Journal of Chromatography & Separation Techniques

Journal of Chromatography & Separation Techniques
Open Access

ISSN: 2157-7064

The study of intact casein as a model system for the separation of intact phosphorylated proteins by CESI-MS

5th International Conference and Expo on Separation Techniques

October 23-25, 2017 | Paris, France

Stephen Lock and Christopher Loessner

Sciex, UK

Posters & Accepted Abstracts: J Chromatogr Sep Tech

Abstract :

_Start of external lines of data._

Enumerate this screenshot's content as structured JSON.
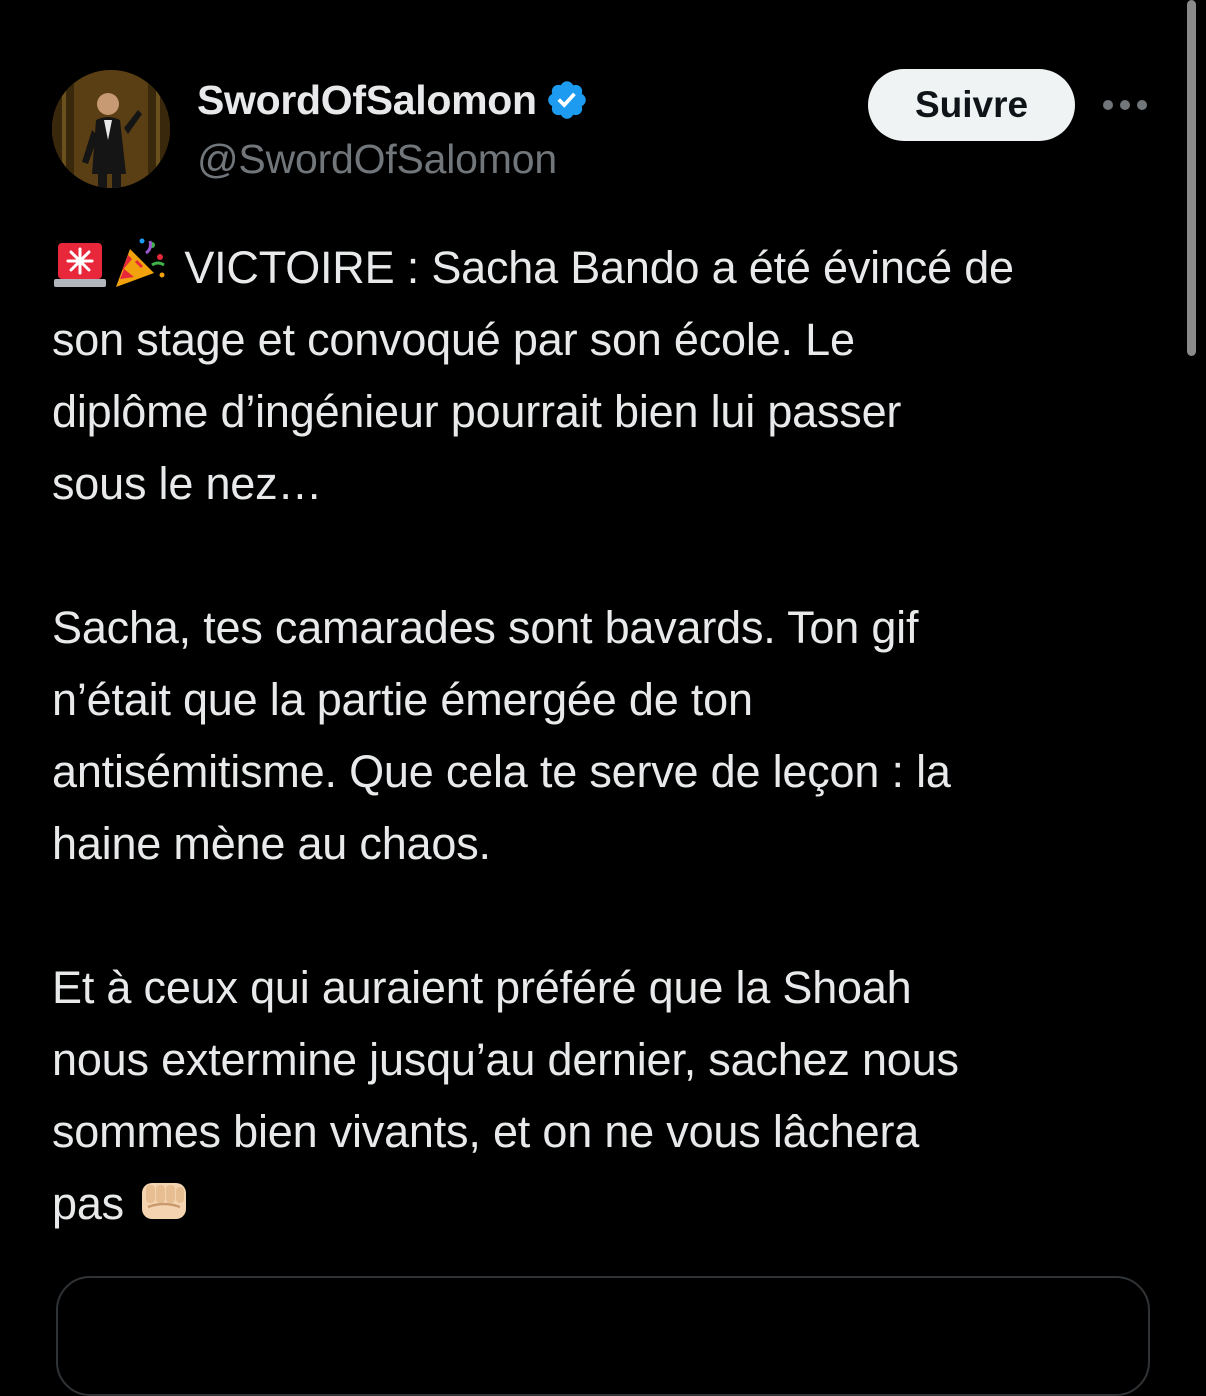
{
  "author": {
    "display_name": "SwordOfSalomon",
    "handle": "@SwordOfSalomon",
    "verified": true
  },
  "actions": {
    "follow_label": "Suivre",
    "more_icon": "more-horizontal-icon"
  },
  "tweet": {
    "emoji_1": "rotating-light-icon",
    "emoji_2": "party-popper-icon",
    "paragraph_1_lines": [
      "VICTOIRE : Sacha Bando a été évincé de",
      "son stage et convoqué par son école. Le",
      "diplôme d’ingénieur pourrait bien lui passer",
      "sous le nez…"
    ],
    "paragraph_2_lines": [
      "Sacha, tes camarades sont bavards. Ton gif",
      "n’était que la partie émergée de ton",
      "antisémitisme. Que cela te serve de leçon : la",
      "haine mène au chaos."
    ],
    "paragraph_3_lines": [
      "Et à ceux qui auraient préféré que la Shoah",
      "nous extermine jusqu’au dernier, sachez nous",
      "sommes bien vivants, et on ne vous lâchera",
      "pas"
    ],
    "emoji_3": "oncoming-fist-icon"
  },
  "colors": {
    "background": "#000000",
    "text": "#e7e9ea",
    "secondary_text": "#71767b",
    "verified_blue": "#1d9bf0",
    "follow_button_bg": "#eff3f4"
  }
}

CESI is the integration of capillary electrophoresis (CE) and electrospray ionization (ESI) into a single process in a single device. CESI-MS operates at low nL/min flow rates offering several advantages over nano LC including increased ionization efficiency and a reduction in ion suppression as well as low sample consumption. In this work, we describe the use of CESI in the study of intact casein in its various forms (alpha, beta and kappa). The objective of this short study was to investigate the use of CESI-MS for the separation of intact phosphoproteins with a view to its application for the top down analysis of this class of intact proteins. To this end, proteins were obtained from Sigma Aldrich, prepared in a variety of different solvents, and injected by pressure onto a positively coated capillary. The CE separation used reverse polarity with a background electrolyte (BGE) consisting of a mixture of volatile acids with water/organic solvent mixtures and the proteins were detected using a QTOF system fitted with a nanospray source. The CESI results were then compared with a standard C4 reverse phase HPLC separation of the same sample on the same MS system fitted with a standard source. The results show that CESI-MS was capable of separating alpha, beta and kappa casein as well as the separation of phosphorylated isoforms of alpha casein. All CESI separations were done at room temperature, produced sharper peaks than the corresponding LC separation, and provided an orthogonal separation to LC. This study will highlight the complementary nature of CESI compared to LCMS and provide a brief insight into the possibilities of using this technology for the study of intact proteins.